It was her junior year in high school when Stella found a passion for making a difference in her home country. Then the president of her student government, she decided to organize a benefit concert to raise money for rape victims in Congo. "To my surprise we raised over $2,000 just by being adamant and educating our peers about the situation in Congo. I realized the power of my voice and have been using it since to advocate for peace in Congo."
Stella has since made it a life goal to bring more peace, liberty, and prosperity to her home country. "My dream is to see future generations of Congo having the opportunity to enjoy the same and even better childhood than I did."
This July she set foot on Congolese soil for the first time since her happy childhood there was cut short. She traveled with Falling Whistles, an organization aiming to bring peace to Congo after more than a century of conflicts, and with whom Stella had been working as a cultural liaison. After a quick trip to Congo's capital she flew to Rwanda and traveled overland to her home town, Bukavu, where her mother was waiting.
Stella spent several weeks catching up with her mother and meeting other family members and friends of the family. She was a minor celebrity in Bukavu, the long-lost daughter of a popular family. Walking down the street she would be greeted by total strangers who, though she had never met them, were excited to see her. It would often turn out that they were cousins or uncles. "I did not expect to feel so at home in Bukavu," Stella said. "However, when I arrived I felt an overwhelming sense of purpose and belonging."
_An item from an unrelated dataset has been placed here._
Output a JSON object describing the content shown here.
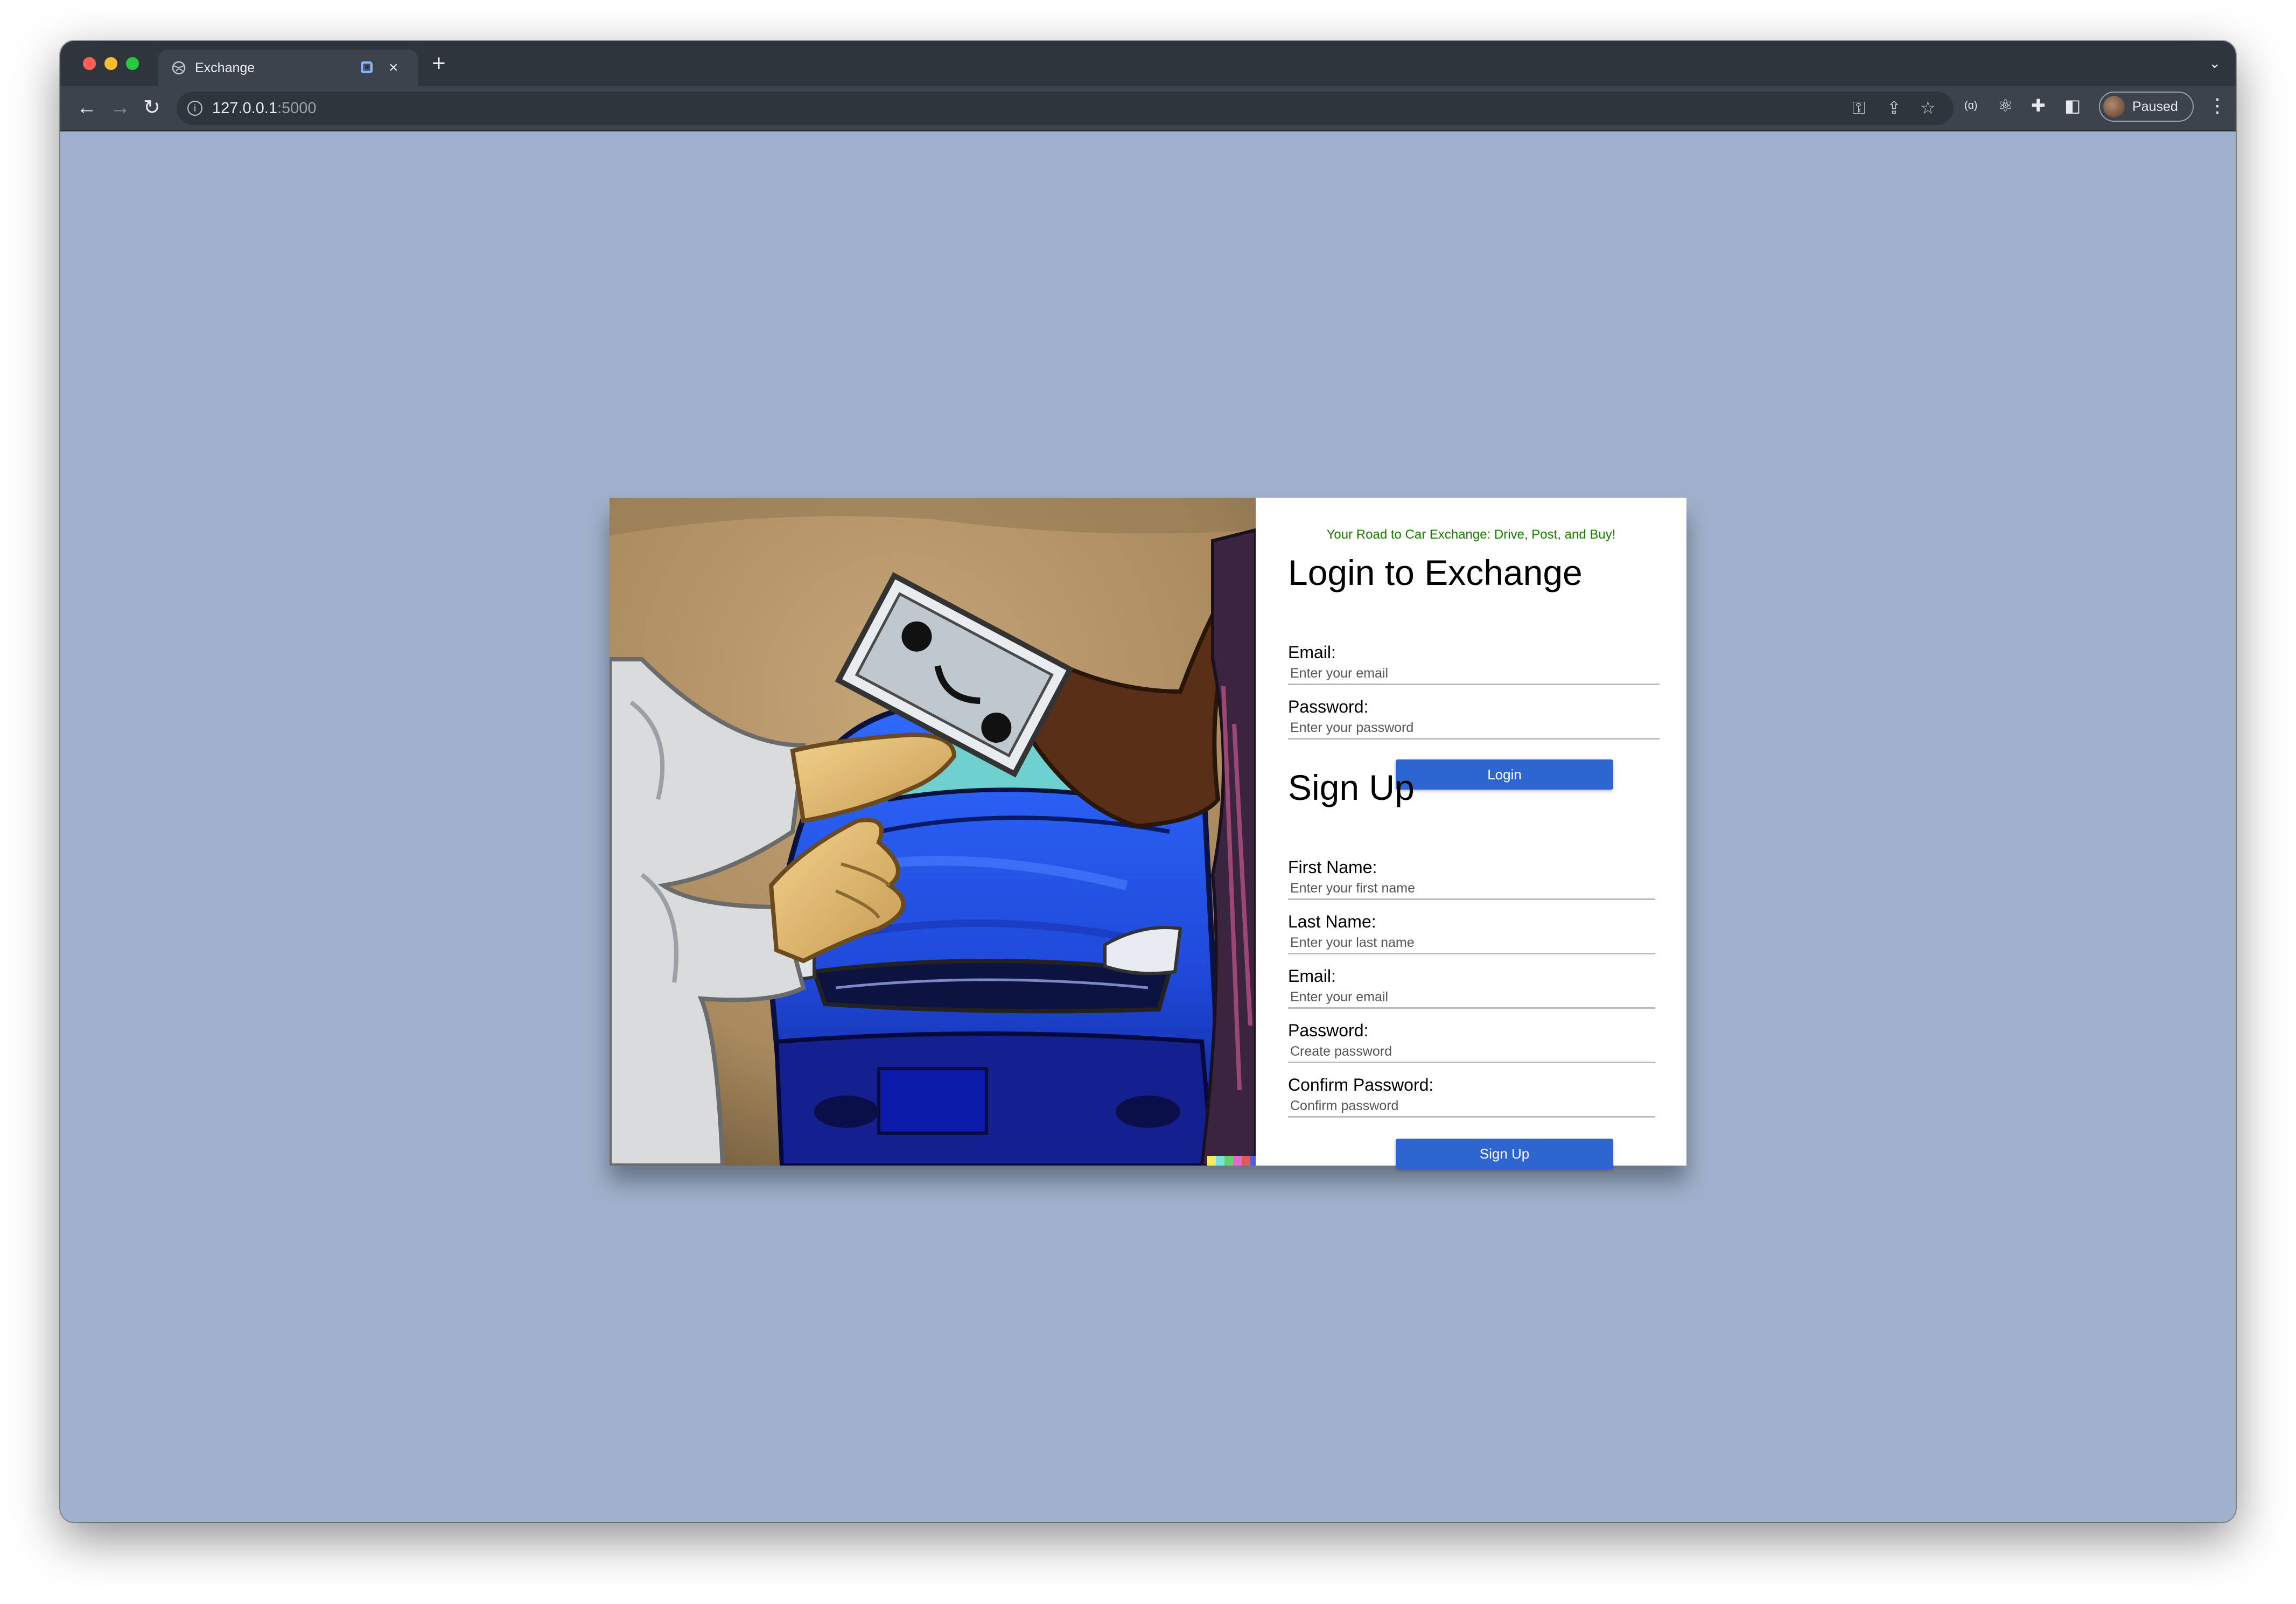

Along with family she spent time with local youth and community leaders. "We discussed ways in which we can support one another and work in unity for the benefit of the country."
One of those community leaders is an intense and inspiring man named Amani Matabaro. He took Stella to his community, a town just outside of Bukavu called Mumosho, where he had built a marketplace where people of different ethnic backgrounds can trade together and build friendships. He calls it a Peace Market.
When the women of Mumosho heard Stella's story they were overjoyed and they gathered around her, cheering in appreciation. "It really touched me to spend time with these women," Stella recalled, "because in them I saw my mother, my sisters, my friends. It was incredible."
Two weeks later we were in the volcanic town of Goma when we received a call from Amani. Mumosho has been attacked by the FDLR, one of the violent rebel groups that seeds fear and uncertainty in the region. Several women were raped and a priest was abducted and held for ransom. "I was devastated when I heard about the attack by the FDLR," said Stella. She remembers thinking about the huge, complex web of challenges facing Congo, starting with a Congolese government that values its own interests far above its citizens.
"It's both frustrating and motivating for me. Frustrating because the issue is clearly a more "top-down" problem that we have little control over. Motivating because of the capacity and potential that exists from the bottom up and how eventually that can affect the top-down."
Next summer Stella plans to go back to Congo and launch a project to "promote action and unity through social entrepreneurship." The website, she says, is coming soon. We'll keep you updated.